- Infante G: Nonlocal boundary value problems with two nonlinear boundary conditions. Communications in Applied Analysis 2008, 12(3):279-288.MathSciNetGoogle Scholar
- Infante G, Pietramala P: Existence and multiplicity of non-negative solutions for systems of perturbed Hammerstein integral equations. Nonlinear Analysis: Theory, Methods & Applications 2009, 71(3-4):1301-1310. 10.1016/j.na.2008.11.095View ArticleMathSciNetGoogle Scholar
- Infante G, Webb JRL: Nonlinear non-local boundary-value problems and perturbed Hammerstein integral equations. Proceedings of the Edinburgh Mathematical Society. Series II 2006, 49(3):637-656. 10.1017/S0013091505000532View ArticleMathSciNetGoogle Scholar
- Karakostas GL, Tsamatos PCh: Existence of multiple positive solutions for a nonlocal boundary value problem. Topological Methods in Nonlinear Analysis 2002, 19(1):109-121.MathSciNetGoogle Scholar
- Webb JRL, Infante G: Positive solutions of nonlocal boundary value problems: a unified approach. Journal of the London Mathematical Society. Second Series 2006, 74(3):673-693. 10.1112/S0024610706023179View ArticleMathSciNetGoogle Scholar

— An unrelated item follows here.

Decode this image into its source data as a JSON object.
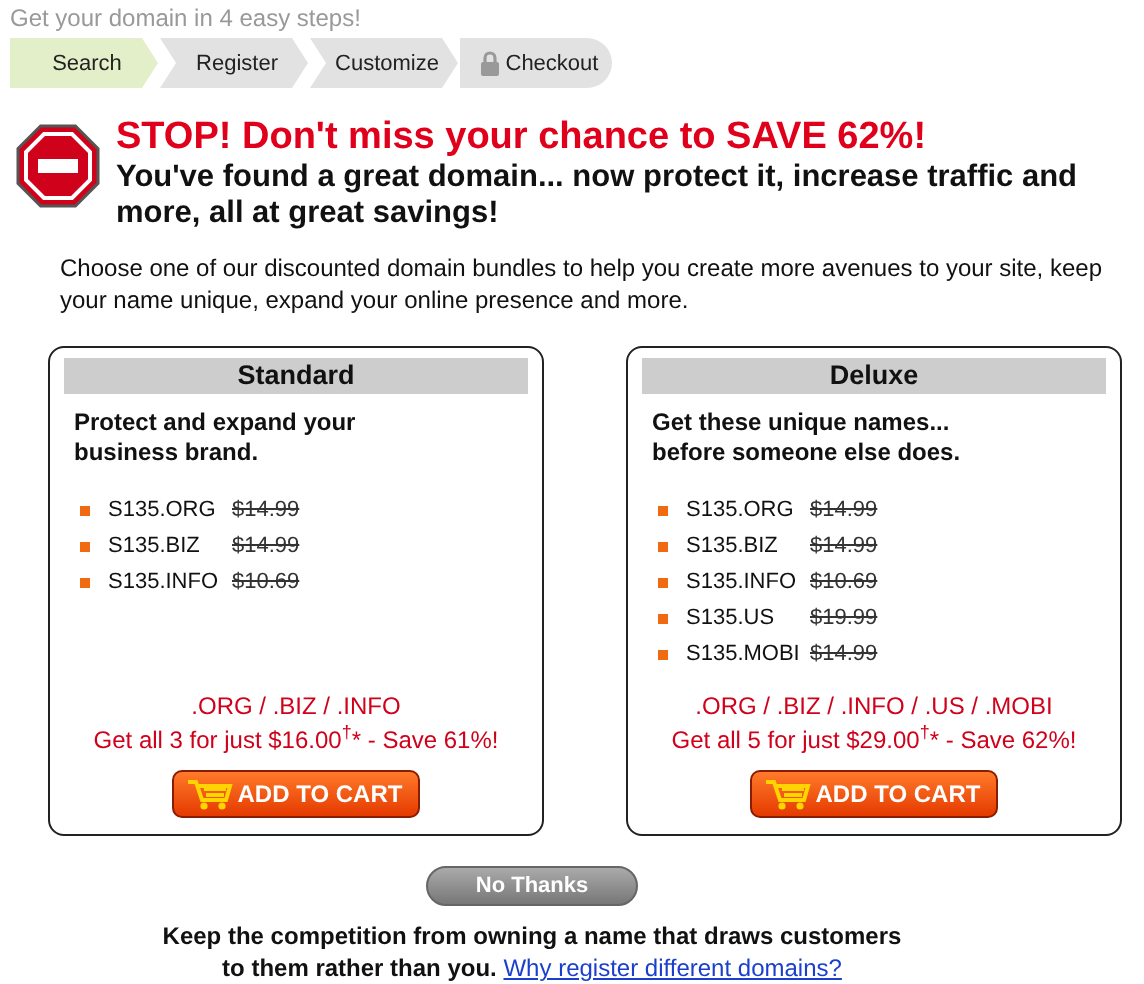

- Infante G: Positive solutions of differential equations with nonlinear boundary conditions. Discrete and Continuous Dynamical Systems. Series A 2003, (supplement):432-438.Google Scholar
- Infante G: Nonzero solutions of second order problems subject to nonlinear BCs. In Dynamic Systems and Applications, Vol. 5. Dynamic, Atlanta, Ga, USA; 2008:222-226.Google Scholar
- Lan K, Webb JRL: Positive solutions of semilinear differential equations with singularities. Journal of Differential Equations 1998, 148(2):407-421. 10.1006/jdeq.1998.3475View ArticleMathSciNetGoogle Scholar
- Amann H: Fixed point equations and nonlinear eigenvalue problems in ordered Banach spaces. SIAM Review 1976, 18(4):620-709. 10.1137/1018114View ArticleMathSciNetGoogle Scholar
- Guo DJ, Lakshmikantham V: Nonlinear Problems in Abstract Cones, Notes and Reports in Mathematics in Science and Engineering. Volume 5. Academic Press, Boston, Mass, USA; 1988:viii+275.Google Scholar
- Lan KQ: Multiple positive solutions of semilinear differential equations with singularities. Journal of the London Mathematical Society. Second Series 2001, 63(3):690-704. 10.1112/S002461070100206XView ArticleMathSciNetGoogle Scholar
- Webb JRL: Optimal constants in a nonlocal boundary value problem. Nonlinear Analysis: Theory, Methods & Applications 2005, 63(5–7):672-685.View ArticleGoogle Scholar
This article is published under license to BioMed Central Ltd. This is an open access article distributed under the Creative Commons Attribution License, which permits unrestricted use, distribution, and reproduction in any medium, provided the original work is properly cited.